Wiesner differentiates between the pigs of the fairy tale and his own 'escaped' pigs in the way in which they are drawn. This is most clearly seen when the second pig escapes; the rear of the pig still in the original fairy tale is a cartoon pig, while the front-part of the pig, the part that has escaped from the story, is drawn much more realistically. This distinction is further demonstrated in Wiesner's use of both lettering and speech bubbles. The first pig's exclamation at being blown out of the story is in a speech bubble, as are all other instances of speech outside the traditional storylines, and these are separate from the lettering of the original storylines, which continue uninterrupted despite the characters' departure from the pages. These differences combine to establish the differences between the 'framed world' of the original fairy tale pages, the 'unframed world' into which the pigs escape, and even our own 'outside world'. Both the child reader and the adult reader might see this possibility of escape as a new and exciting way to engage with the text.
In a similar way, Browne makes use of different fonts in Voices in the Park to signify different narrators. Each of the four voices has their own font that reflects that voice's personality. 'First Voice', Charles' mother, an upper-class lady who speaks formally, uses a large font similar to Times New Roman that is rather traditional and quite delicate in comparison to that used for 'Second Voice'. Smudge's dad uses a much heavier font, also in a large size, that appears more casual yet maintains strength in its boldness. Both of the fonts used to depict the children's voices are similar to those used by their respective parents, but on a smaller scale. Charles' text is formal and appears to convey his loneliness, while Smudge's text is a relaxed, childlike font that conveys a feeling of cheerfulness. The obvious differences between the fonts used for the four voices distinguish between the characters of those four voices, and the reader/viewer can surmise certain personality traits from these fonts. The fonts also enhance the theme of social relations that develops throughout the story, with suggestions in the First Voice becoming clearer in the Second Voice. In my opinion, this would appeal to a child reader/viewer and help them to engage more with the text however, I don't believe that it would necessarily have such an effect on an adult reader.

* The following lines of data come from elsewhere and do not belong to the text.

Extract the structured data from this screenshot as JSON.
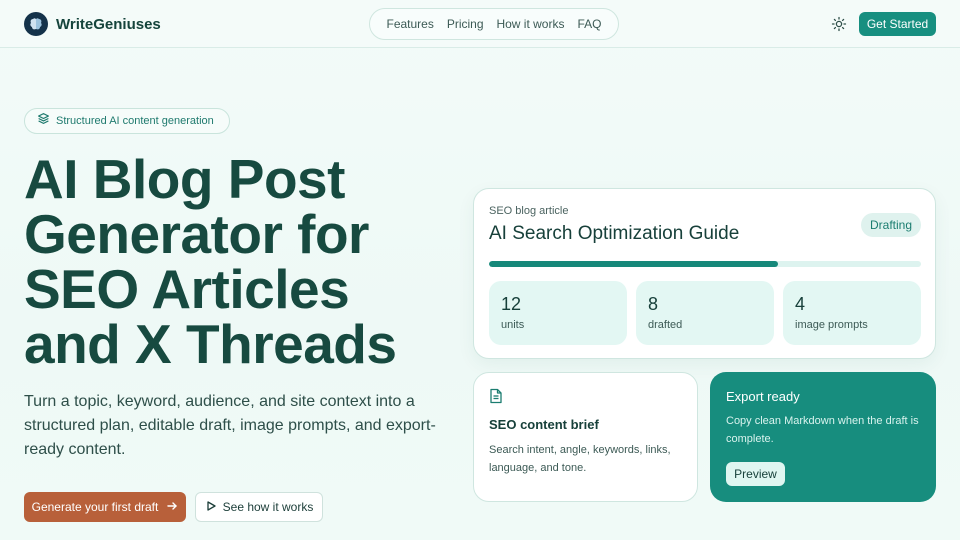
{
  "header": {
    "brand": "WriteGeniuses",
    "nav": [
      "Features",
      "Pricing",
      "How it works",
      "FAQ"
    ],
    "cta": "Get Started"
  },
  "hero": {
    "badge": "Structured AI content generation",
    "title": "AI Blog Post Generator for SEO Articles and X Threads",
    "subtitle": "Turn a topic, keyword, audience, and site context into a structured plan, editable draft, image prompts, and export-ready content.",
    "primary_button": "Generate your first draft",
    "secondary_button": "See how it works"
  },
  "preview_card": {
    "eyebrow": "SEO blog article",
    "title": "AI Search Optimization Guide",
    "status": "Drafting",
    "progress": 0.67,
    "stats": [
      {
        "value": "12",
        "label": "units"
      },
      {
        "value": "8",
        "label": "drafted"
      },
      {
        "value": "4",
        "label": "image prompts"
      }
    ]
  },
  "brief_card": {
    "title": "SEO content brief",
    "text": "Search intent, angle, keywords, links, language, and tone."
  },
  "export_card": {
    "title": "Export ready",
    "text": "Copy clean Markdown when the draft is complete.",
    "button": "Preview"
  },
  "colors": {
    "accent": "#178f80",
    "primary_button": "#b8603a",
    "heading": "#174a40",
    "background": "#f3fbf9"
  },
  "icons": {
    "logo": "brain-logo-icon",
    "theme": "sun-icon",
    "badge": "layers-icon",
    "arrow": "arrow-right-icon",
    "play": "play-icon",
    "brief": "document-icon"
  }
}
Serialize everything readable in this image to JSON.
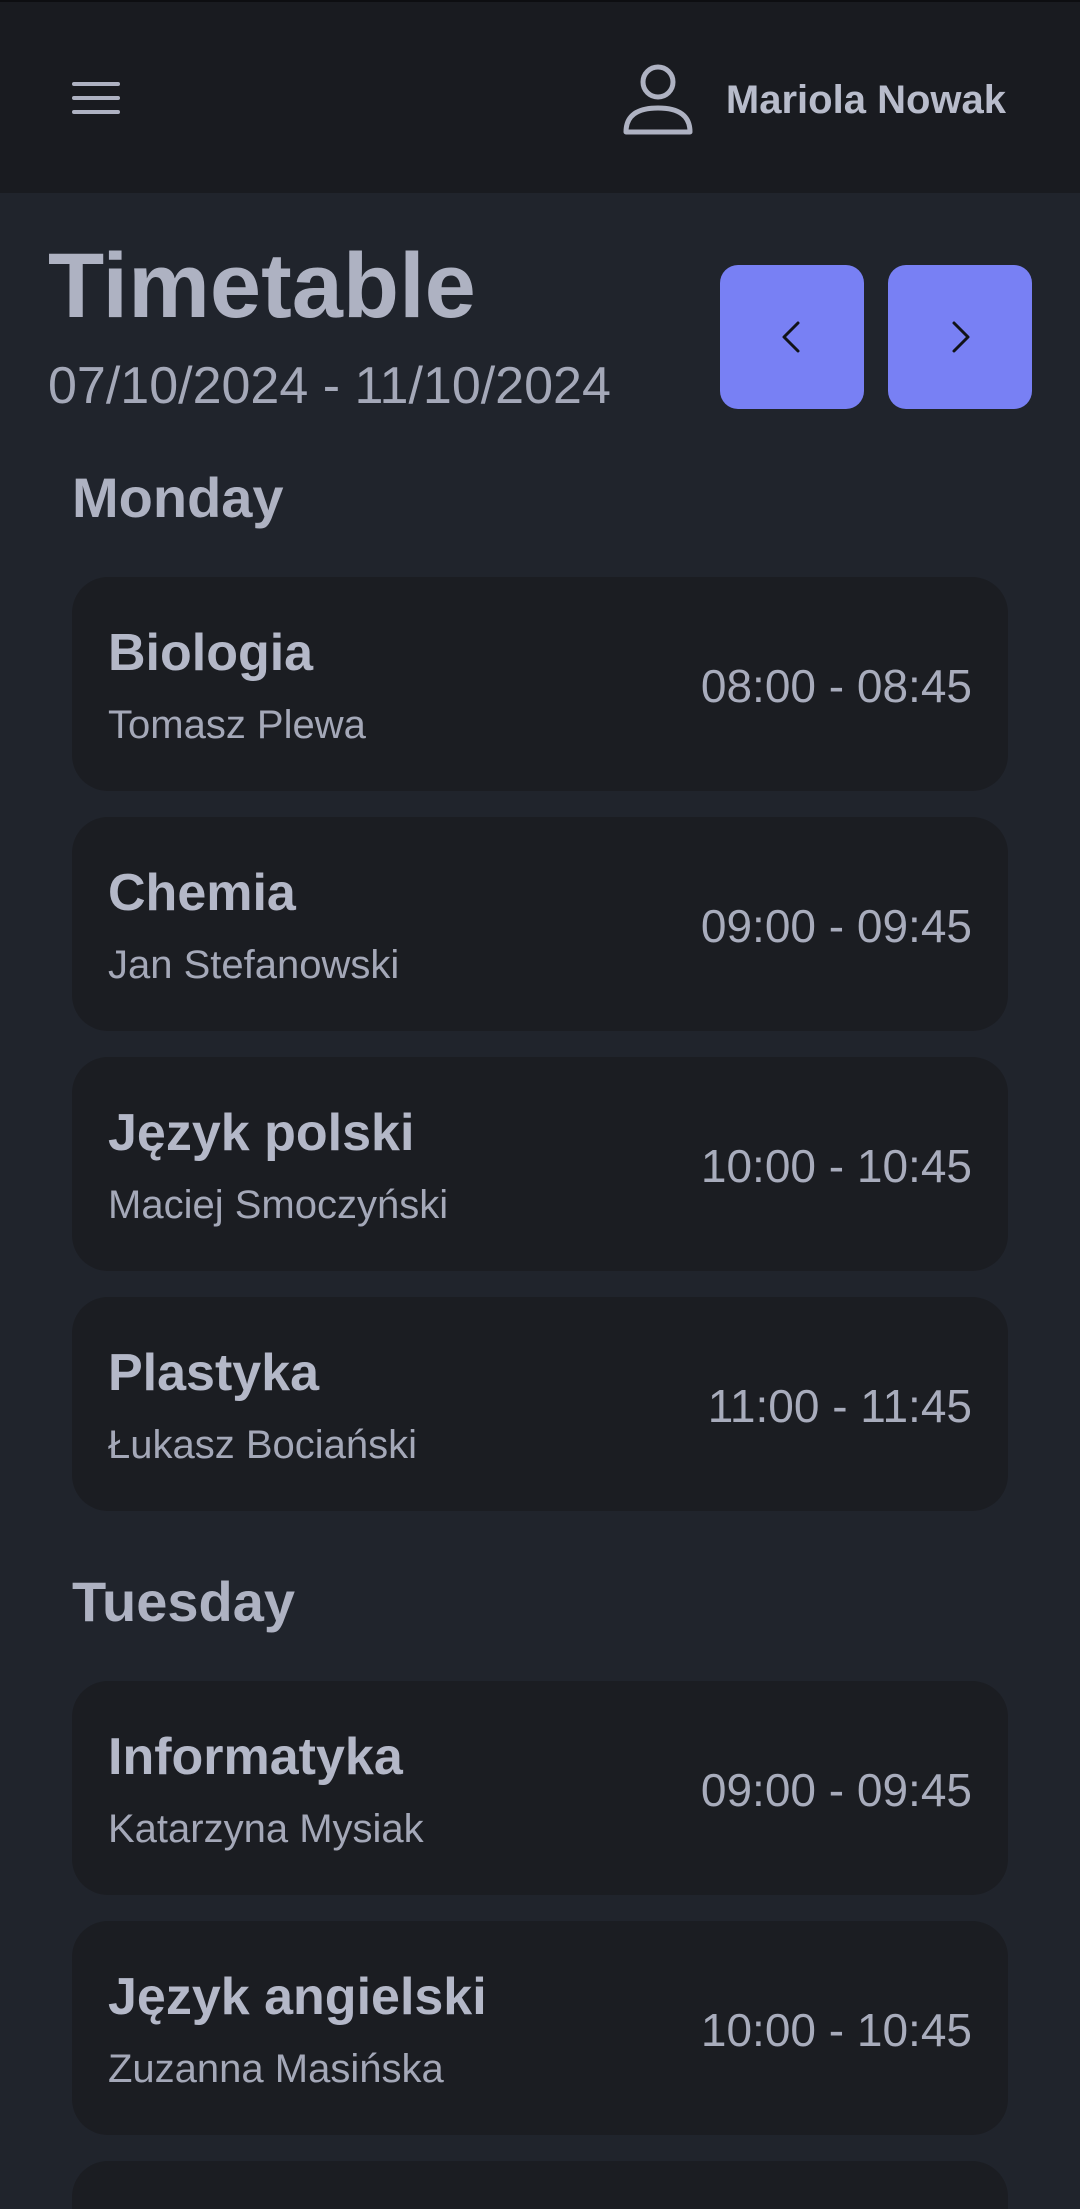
{
  "header": {
    "menu_icon": "hamburger-menu-icon",
    "user_icon": "user-avatar-icon",
    "user_name": "Mariola Nowak"
  },
  "page": {
    "title": "Timetable",
    "date_range": "07/10/2024 - 11/10/2024",
    "prev_icon": "chevron-left-icon",
    "next_icon": "chevron-right-icon"
  },
  "days": [
    {
      "name": "Monday",
      "lessons": [
        {
          "subject": "Biologia",
          "teacher": "Tomasz Plewa",
          "time": "08:00 - 08:45"
        },
        {
          "subject": "Chemia",
          "teacher": "Jan Stefanowski",
          "time": "09:00 - 09:45"
        },
        {
          "subject": "Język polski",
          "teacher": "Maciej Smoczyński",
          "time": "10:00 - 10:45"
        },
        {
          "subject": "Plastyka",
          "teacher": "Łukasz Bociański",
          "time": "11:00 - 11:45"
        }
      ]
    },
    {
      "name": "Tuesday",
      "lessons": [
        {
          "subject": "Informatyka",
          "teacher": "Katarzyna Mysiak",
          "time": "09:00 - 09:45"
        },
        {
          "subject": "Język angielski",
          "teacher": "Zuzanna Masińska",
          "time": "10:00 - 10:45"
        }
      ]
    }
  ],
  "colors": {
    "background": "#20242c",
    "topbar": "#191b20",
    "card": "#1b1d22",
    "accent": "#7880f4",
    "text": "#aeb2c2"
  }
}
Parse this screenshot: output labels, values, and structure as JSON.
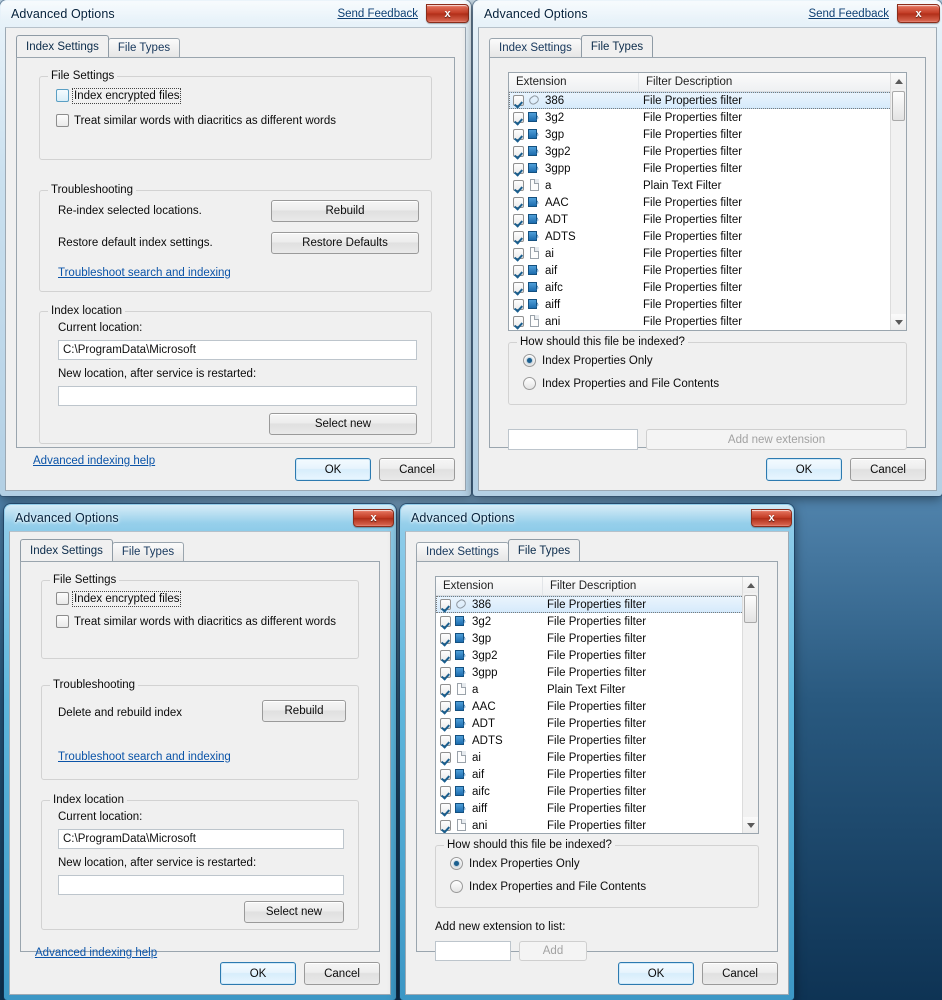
{
  "common": {
    "window_title": "Advanced Options",
    "send_feedback": "Send Feedback",
    "close_glyph": "x",
    "tabs": {
      "index_settings": "Index Settings",
      "file_types": "File Types"
    },
    "ok": "OK",
    "cancel": "Cancel",
    "accent_blue": "#2c7ab0",
    "link_color": "#0b54a8",
    "close_red": "#c33c25"
  },
  "index_settings": {
    "file_settings_legend": "File Settings",
    "index_encrypted_label": "Index encrypted files",
    "index_encrypted_checked": false,
    "diacritics_label": "Treat similar words with diacritics as different words",
    "diacritics_checked": false,
    "troubleshooting_legend": "Troubleshooting",
    "reindex_label": "Re-index selected locations.",
    "rebuild_button": "Rebuild",
    "restore_label": "Restore default index settings.",
    "restore_button": "Restore Defaults",
    "troubleshoot_link": "Troubleshoot search and indexing",
    "index_location_legend": "Index location",
    "current_location_label": "Current location:",
    "current_location_value": "C:\\ProgramData\\Microsoft",
    "new_location_label": "New location, after service is restarted:",
    "new_location_value": "",
    "select_new_button": "Select new",
    "advanced_help_link": "Advanced indexing help"
  },
  "index_settings_old": {
    "file_settings_legend": "File Settings",
    "index_encrypted_label": "Index encrypted files",
    "diacritics_label": "Treat similar words with diacritics as different words",
    "troubleshooting_legend": "Troubleshooting",
    "delete_rebuild_label": "Delete and rebuild index",
    "rebuild_button": "Rebuild",
    "troubleshoot_link": "Troubleshoot search and indexing",
    "index_location_legend": "Index location",
    "current_location_label": "Current location:",
    "current_location_value": "C:\\ProgramData\\Microsoft",
    "new_location_label": "New location, after service is restarted:",
    "new_location_value": "",
    "select_new_button": "Select new",
    "advanced_help_link": "Advanced indexing help"
  },
  "file_types": {
    "col_extension": "Extension",
    "col_filter": "Filter Description",
    "rows": [
      {
        "ext": "386",
        "filter": "File Properties filter",
        "checked": true,
        "icon": "clip-file-icon",
        "selected": true
      },
      {
        "ext": "3g2",
        "filter": "File Properties filter",
        "checked": true,
        "icon": "media-file-icon",
        "selected": false
      },
      {
        "ext": "3gp",
        "filter": "File Properties filter",
        "checked": true,
        "icon": "media-file-icon",
        "selected": false
      },
      {
        "ext": "3gp2",
        "filter": "File Properties filter",
        "checked": true,
        "icon": "media-file-icon",
        "selected": false
      },
      {
        "ext": "3gpp",
        "filter": "File Properties filter",
        "checked": true,
        "icon": "media-file-icon",
        "selected": false
      },
      {
        "ext": "a",
        "filter": "Plain Text Filter",
        "checked": true,
        "icon": "plain-file-icon",
        "selected": false
      },
      {
        "ext": "AAC",
        "filter": "File Properties filter",
        "checked": true,
        "icon": "media-file-icon",
        "selected": false
      },
      {
        "ext": "ADT",
        "filter": "File Properties filter",
        "checked": true,
        "icon": "media-file-icon",
        "selected": false
      },
      {
        "ext": "ADTS",
        "filter": "File Properties filter",
        "checked": true,
        "icon": "media-file-icon",
        "selected": false
      },
      {
        "ext": "ai",
        "filter": "File Properties filter",
        "checked": true,
        "icon": "plain-file-icon",
        "selected": false
      },
      {
        "ext": "aif",
        "filter": "File Properties filter",
        "checked": true,
        "icon": "media-file-icon",
        "selected": false
      },
      {
        "ext": "aifc",
        "filter": "File Properties filter",
        "checked": true,
        "icon": "media-file-icon",
        "selected": false
      },
      {
        "ext": "aiff",
        "filter": "File Properties filter",
        "checked": true,
        "icon": "media-file-icon",
        "selected": false
      },
      {
        "ext": "ani",
        "filter": "File Properties filter",
        "checked": true,
        "icon": "plain-file-icon",
        "selected": false
      }
    ],
    "how_indexed_legend": "How should this file be indexed?",
    "radio_properties_only": "Index Properties Only",
    "radio_properties_and_contents": "Index Properties and File Contents",
    "selected_radio": "Index Properties Only",
    "new_ext_value": "",
    "add_new_extension_button": "Add new extension",
    "add_new_extension_label": "Add new extension to list:",
    "add_button": "Add"
  }
}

Postmodern picturebooks have had, and continue to have a significant impact on the process of reading; children are encouraged to reflect on what they are reading, how the text and images interact with each other, they are given opportunities to notice intertextual references, and inspired to involve themselves in the stories they are reading. In my opinion, postmodern picturebooks appeal to the current generation of 'cyber kids' because readers are encouraged to interact with the story in a similar way to computer gaming, while the opportunities for intertextuality and parody in postmodern picturebooks provide another level for adults to enjoy. In the words of Johann Wolfgang von Goethe, "Good children's literature appeals not only to the child in the adult, but to the adult in the child". (WorldofQuotes.com)